‘Accused’s rights were infringed’: Defence wants audio recording excluded in Senzo Meyiwa trial
The defence is objecting to the admissibility of the recording as evidence in a trial-within-a-trial.
Accused number two Bongani Ntanzi at the Pretoria High Court on 15 September 2022. Picture: Gallo Images/Tebogo Letsie
The defence has argued that one of the accused’s rights have been violated by the magistrate who took his confession about Senzo Meyiwa‘s murder.
The Gauteng High Court in Pretoria on Thursday heard arguments from both the state and the defence on the admissibility of the recording of accused Bongani Ntanzi’s confession.
The state wants the introductory part of the three-hour long recording admitted as evidence in a trial-within-a-trial.
However, the defence has challenged the state’s application after having listened to the audio recording on Wednesday.
It has claimed Ntanzi’s confession, which was taken down by Magistrate Vivian Cronje in the presence of his attorney in June 2020, was made under duress.
Prosecutor George Baloyi originally told the court the state was not going to lead evidence on the recording, but made a U-turn on Wednesday.
In defence of Ntanzi, Advocate Thulani Mngomezulu argued on Thursday Cronje had a duty to take Ntanzi’s confession statement in writing.
Mngomezulu said his client’s rights were violated because Cronje did not inform the suspect about being recorded when the statement was being taken down by the magistrate.
“Even if we are still contesting whether the statement was taken free and voluntarily, but we still maintain that a right has been infringed,” he told the court.
The defence said the infringement cannot be cured.
“The legal question here is… was the recording obtained in a rightful way?” the defence lawyer asked.
Mngomezulu quoted Section 35(5) of the Constitution on the procurement of evidence which states that “evidence obtained in a manner that violates any right in the Bill of Rights must be excluded if the admission of that evidence would render the trial unfair”.

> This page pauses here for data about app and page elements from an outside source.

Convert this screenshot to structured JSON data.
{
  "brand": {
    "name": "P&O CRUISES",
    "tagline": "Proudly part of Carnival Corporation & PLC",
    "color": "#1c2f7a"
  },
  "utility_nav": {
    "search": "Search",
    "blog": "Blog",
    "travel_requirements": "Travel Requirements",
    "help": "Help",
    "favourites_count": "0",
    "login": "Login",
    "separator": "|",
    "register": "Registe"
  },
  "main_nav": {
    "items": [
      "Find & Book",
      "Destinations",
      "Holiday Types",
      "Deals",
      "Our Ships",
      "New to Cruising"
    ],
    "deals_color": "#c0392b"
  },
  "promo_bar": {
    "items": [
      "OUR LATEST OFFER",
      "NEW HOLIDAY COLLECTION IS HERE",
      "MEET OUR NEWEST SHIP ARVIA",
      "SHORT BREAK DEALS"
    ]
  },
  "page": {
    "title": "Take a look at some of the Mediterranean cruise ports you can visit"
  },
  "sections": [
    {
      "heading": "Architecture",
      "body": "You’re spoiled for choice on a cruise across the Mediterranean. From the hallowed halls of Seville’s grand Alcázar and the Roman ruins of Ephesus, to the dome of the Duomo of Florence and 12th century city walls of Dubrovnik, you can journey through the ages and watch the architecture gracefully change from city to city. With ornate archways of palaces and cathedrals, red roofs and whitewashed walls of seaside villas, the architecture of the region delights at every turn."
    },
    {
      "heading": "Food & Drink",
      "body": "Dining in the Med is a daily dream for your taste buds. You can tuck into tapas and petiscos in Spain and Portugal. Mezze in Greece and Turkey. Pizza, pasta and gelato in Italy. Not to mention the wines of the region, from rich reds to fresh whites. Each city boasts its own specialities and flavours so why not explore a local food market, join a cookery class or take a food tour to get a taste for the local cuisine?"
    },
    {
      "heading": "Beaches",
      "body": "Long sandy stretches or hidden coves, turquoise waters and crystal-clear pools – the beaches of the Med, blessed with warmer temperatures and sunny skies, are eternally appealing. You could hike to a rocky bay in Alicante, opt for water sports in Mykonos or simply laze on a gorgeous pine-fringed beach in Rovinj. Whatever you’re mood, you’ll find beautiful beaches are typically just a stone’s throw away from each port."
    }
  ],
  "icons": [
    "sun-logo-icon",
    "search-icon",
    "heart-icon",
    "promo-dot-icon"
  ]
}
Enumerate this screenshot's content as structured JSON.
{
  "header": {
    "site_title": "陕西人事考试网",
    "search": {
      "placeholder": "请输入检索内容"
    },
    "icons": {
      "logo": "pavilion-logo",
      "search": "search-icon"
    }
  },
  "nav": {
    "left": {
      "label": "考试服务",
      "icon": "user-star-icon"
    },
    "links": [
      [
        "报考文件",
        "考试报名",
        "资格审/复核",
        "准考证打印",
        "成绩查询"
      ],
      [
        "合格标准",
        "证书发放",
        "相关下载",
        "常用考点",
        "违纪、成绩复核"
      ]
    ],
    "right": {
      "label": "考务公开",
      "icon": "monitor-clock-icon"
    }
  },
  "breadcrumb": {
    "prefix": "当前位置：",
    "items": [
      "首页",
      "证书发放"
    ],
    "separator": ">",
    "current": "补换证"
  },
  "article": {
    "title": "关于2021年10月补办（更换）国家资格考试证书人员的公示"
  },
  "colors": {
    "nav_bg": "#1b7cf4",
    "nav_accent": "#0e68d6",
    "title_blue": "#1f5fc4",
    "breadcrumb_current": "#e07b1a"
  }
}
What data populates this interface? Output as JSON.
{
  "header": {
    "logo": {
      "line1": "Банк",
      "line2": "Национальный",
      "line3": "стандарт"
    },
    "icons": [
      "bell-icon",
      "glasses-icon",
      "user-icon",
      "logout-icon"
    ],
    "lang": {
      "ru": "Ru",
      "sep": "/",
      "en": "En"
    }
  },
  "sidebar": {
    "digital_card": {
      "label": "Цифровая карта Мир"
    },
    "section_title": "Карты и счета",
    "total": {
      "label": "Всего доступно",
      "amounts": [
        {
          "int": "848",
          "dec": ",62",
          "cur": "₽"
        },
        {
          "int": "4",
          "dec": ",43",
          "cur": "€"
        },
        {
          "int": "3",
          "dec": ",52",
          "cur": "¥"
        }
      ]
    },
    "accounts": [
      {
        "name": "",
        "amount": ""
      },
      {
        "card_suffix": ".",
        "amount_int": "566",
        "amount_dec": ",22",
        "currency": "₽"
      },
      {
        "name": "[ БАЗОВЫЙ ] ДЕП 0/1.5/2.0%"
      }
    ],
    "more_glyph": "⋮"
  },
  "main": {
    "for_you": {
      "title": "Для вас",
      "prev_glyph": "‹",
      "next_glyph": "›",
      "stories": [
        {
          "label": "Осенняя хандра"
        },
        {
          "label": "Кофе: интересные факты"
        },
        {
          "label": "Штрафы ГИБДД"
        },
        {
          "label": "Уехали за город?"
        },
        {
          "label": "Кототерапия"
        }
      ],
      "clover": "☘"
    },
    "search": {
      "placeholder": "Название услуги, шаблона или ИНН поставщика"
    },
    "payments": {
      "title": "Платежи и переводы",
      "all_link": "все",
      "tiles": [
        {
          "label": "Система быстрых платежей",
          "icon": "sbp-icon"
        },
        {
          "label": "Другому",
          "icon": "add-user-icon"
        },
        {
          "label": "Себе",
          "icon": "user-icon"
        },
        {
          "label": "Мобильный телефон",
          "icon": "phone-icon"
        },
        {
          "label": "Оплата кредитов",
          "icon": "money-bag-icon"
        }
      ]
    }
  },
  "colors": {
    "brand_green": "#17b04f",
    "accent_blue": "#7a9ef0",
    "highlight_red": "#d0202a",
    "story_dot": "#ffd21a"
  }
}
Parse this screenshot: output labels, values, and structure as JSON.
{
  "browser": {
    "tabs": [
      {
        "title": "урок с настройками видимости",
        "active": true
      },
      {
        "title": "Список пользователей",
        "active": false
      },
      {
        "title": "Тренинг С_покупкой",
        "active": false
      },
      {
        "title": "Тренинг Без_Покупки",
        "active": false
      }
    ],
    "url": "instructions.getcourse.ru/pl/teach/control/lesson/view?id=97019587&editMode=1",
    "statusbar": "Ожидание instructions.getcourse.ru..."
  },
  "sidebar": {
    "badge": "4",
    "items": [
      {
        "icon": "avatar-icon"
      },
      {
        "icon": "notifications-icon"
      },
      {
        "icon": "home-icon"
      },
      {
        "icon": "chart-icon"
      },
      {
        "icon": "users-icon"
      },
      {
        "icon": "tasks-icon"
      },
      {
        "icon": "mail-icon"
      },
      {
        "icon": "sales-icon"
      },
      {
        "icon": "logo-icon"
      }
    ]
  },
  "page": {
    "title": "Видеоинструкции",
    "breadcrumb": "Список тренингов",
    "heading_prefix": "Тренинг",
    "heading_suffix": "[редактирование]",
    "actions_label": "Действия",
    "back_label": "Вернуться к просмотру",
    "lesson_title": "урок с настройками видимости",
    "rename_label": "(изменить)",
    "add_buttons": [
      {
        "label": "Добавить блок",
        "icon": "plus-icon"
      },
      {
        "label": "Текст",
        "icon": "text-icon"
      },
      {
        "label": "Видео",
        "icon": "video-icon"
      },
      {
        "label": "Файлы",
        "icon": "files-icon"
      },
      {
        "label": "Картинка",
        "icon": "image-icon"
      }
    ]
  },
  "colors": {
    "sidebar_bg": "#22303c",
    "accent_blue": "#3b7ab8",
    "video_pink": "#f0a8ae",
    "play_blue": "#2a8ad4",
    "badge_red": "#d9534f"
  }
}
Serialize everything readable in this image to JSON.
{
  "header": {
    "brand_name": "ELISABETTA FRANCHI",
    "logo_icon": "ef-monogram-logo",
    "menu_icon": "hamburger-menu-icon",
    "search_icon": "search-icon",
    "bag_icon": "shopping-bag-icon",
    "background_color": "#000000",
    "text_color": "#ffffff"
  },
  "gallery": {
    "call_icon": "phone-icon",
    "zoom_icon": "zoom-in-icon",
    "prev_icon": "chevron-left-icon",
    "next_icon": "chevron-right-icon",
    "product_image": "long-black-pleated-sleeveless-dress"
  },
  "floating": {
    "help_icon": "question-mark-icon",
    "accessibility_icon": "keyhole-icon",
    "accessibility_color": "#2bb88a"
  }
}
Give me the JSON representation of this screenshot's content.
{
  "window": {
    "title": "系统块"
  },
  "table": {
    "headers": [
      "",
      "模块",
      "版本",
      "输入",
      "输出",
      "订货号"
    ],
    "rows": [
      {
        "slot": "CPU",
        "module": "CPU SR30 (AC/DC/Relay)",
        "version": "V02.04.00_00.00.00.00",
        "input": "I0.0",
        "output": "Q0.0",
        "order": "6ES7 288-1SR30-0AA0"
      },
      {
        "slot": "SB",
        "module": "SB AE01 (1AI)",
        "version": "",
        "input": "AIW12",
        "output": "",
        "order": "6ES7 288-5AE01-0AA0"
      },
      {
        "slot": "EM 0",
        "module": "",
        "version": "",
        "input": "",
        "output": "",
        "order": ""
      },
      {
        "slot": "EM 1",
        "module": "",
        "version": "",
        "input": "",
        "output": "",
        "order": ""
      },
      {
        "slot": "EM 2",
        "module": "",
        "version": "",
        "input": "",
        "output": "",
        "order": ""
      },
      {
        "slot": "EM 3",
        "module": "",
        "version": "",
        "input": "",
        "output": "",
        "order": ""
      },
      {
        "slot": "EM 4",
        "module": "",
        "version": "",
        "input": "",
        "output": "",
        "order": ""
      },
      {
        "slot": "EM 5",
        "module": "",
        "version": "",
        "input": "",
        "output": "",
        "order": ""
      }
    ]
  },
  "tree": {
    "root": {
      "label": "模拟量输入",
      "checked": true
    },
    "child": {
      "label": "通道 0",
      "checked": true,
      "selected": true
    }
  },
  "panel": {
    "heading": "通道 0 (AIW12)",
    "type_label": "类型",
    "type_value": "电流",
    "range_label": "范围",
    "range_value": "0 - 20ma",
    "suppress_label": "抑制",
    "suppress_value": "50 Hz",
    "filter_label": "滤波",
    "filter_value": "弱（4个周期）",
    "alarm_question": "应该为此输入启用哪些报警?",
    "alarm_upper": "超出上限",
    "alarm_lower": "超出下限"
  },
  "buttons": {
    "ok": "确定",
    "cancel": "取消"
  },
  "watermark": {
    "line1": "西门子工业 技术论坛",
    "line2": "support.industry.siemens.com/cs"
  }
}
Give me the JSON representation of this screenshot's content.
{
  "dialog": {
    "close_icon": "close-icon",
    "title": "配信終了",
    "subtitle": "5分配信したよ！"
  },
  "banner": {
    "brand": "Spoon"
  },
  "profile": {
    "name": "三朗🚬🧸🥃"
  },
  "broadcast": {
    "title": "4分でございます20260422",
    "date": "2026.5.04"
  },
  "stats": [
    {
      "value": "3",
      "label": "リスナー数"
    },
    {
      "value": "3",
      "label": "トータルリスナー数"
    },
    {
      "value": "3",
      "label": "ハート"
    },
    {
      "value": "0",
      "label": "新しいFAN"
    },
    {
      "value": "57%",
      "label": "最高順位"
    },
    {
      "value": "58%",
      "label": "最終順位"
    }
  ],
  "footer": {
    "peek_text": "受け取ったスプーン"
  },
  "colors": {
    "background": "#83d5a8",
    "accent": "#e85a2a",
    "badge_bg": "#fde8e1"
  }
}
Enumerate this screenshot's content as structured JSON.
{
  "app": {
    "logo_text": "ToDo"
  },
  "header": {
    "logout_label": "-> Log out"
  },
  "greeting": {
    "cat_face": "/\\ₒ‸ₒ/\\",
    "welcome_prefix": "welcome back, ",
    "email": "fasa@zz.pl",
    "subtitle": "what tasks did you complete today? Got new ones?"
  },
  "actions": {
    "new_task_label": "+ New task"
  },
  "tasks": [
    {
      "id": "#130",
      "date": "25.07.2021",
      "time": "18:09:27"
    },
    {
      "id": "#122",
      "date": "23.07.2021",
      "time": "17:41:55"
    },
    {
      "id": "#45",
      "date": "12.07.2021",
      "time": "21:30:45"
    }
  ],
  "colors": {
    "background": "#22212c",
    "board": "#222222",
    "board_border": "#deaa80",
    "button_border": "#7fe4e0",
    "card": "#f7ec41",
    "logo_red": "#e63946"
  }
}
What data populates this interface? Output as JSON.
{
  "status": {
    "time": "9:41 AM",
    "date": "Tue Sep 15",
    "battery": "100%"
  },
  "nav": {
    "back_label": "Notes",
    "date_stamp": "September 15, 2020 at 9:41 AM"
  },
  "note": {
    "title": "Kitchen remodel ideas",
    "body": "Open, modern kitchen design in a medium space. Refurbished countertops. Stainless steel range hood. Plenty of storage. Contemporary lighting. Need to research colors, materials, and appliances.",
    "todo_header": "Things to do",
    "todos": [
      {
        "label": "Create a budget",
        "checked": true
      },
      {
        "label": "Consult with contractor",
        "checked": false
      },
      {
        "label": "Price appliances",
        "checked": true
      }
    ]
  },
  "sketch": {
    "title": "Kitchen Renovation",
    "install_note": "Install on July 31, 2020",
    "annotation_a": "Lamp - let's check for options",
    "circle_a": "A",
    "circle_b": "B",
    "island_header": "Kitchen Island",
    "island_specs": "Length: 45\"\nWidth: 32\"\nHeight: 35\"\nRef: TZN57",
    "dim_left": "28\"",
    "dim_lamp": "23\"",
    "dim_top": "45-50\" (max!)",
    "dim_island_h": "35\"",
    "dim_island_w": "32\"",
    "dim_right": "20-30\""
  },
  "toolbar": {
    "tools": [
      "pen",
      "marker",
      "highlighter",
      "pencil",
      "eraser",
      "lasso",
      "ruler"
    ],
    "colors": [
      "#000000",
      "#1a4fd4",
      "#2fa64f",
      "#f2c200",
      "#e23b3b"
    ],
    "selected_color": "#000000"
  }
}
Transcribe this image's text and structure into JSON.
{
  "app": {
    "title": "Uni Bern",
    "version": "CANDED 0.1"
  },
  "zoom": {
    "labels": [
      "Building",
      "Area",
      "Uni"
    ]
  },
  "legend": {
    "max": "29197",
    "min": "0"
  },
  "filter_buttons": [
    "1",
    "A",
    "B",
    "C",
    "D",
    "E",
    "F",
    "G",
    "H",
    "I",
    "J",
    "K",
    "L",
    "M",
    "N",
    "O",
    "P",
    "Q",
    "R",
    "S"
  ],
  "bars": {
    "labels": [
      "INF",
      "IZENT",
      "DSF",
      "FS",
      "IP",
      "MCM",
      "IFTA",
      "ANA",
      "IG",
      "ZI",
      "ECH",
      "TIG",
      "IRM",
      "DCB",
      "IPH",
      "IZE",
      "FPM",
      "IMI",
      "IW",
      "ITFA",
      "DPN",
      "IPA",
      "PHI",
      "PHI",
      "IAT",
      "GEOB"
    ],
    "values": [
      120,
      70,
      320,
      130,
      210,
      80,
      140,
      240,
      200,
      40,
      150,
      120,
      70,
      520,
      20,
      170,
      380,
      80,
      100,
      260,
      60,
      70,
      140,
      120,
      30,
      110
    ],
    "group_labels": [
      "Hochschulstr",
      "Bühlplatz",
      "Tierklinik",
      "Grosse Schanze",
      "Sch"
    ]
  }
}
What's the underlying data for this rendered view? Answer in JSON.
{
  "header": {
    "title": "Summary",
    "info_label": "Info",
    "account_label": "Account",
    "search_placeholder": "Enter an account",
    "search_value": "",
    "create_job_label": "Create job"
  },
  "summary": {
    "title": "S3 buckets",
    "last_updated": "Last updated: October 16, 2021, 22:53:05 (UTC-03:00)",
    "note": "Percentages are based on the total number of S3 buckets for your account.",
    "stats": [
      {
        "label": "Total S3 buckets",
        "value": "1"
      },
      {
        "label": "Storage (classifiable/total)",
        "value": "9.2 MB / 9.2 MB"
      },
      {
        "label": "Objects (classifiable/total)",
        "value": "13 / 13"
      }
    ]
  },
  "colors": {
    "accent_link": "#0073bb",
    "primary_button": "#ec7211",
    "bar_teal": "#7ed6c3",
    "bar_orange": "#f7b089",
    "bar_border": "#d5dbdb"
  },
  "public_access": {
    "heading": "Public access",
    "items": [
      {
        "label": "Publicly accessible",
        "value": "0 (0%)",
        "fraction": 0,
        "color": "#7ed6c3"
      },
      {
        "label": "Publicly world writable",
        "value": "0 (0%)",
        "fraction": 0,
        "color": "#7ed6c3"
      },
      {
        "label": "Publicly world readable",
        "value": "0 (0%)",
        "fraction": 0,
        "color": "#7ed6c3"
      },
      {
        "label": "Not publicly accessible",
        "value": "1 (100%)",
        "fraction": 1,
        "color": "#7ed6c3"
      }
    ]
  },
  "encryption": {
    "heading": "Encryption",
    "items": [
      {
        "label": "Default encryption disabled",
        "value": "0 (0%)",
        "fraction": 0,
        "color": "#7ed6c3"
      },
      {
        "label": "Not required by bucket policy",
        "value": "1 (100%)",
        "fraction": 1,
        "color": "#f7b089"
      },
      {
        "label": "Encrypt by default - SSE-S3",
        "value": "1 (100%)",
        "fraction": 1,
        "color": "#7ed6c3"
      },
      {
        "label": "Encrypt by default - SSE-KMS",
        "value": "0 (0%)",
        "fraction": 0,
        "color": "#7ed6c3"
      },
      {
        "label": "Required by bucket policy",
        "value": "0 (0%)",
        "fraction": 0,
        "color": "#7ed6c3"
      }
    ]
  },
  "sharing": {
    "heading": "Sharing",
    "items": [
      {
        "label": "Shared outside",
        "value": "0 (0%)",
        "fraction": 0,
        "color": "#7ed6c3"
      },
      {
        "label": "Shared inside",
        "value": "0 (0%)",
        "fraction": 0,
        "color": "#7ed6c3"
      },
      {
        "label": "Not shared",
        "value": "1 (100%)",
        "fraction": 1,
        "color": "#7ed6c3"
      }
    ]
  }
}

“This tape recording should be excluded as it will hamper the administration of justice,” Mngomezulu said in his submission.
Watch the trial below:
Mngomezulu argued the state was only seeking for the recording to be admitted as evidence after becoming aware that there may be issues with the evidence on the introductory part of the statement.
“I would submit that the state by bringing an ambush disclosure saw that there might be patent and latent defects on the pro forma.”
The defence lawyer said there would be no need to admit the recording as evidence if there were no issues with the pro forma.
Admissibility should be ventilated first
Mngomezulu further said the court could make a ruling without having listened to the recording since there was already enough evidence before it to decide on the matter.
“The court should actually ventilate the issue first of what it has been provided with,” he said.
“In the event there was no recording, the implication would not be that the court would be at a difficulty to arrive at a conclusion,” the lawyer added.
Meanwhile, Advocate Zandile Mshololo also argued Cronje ought to have explained the constitutional rights of the accused before the recording was made.
Mshololo told the court the recording should not be played before a ruling on its admissibility was made because it contained incriminating evidence.
Judge Ratha Mokgoatlheng will deliver his ruling on Friday.
Ntanzi and his co-accused – Muzikawukhulelwa Sibiya, Mthobisi Mncube, Mthokoziseni Maphisa and Fisokuhle Ntuli – are on trial for Meyiwa’s murder, which took place on 26 October 2014.
The suspects have pleaded not guilty.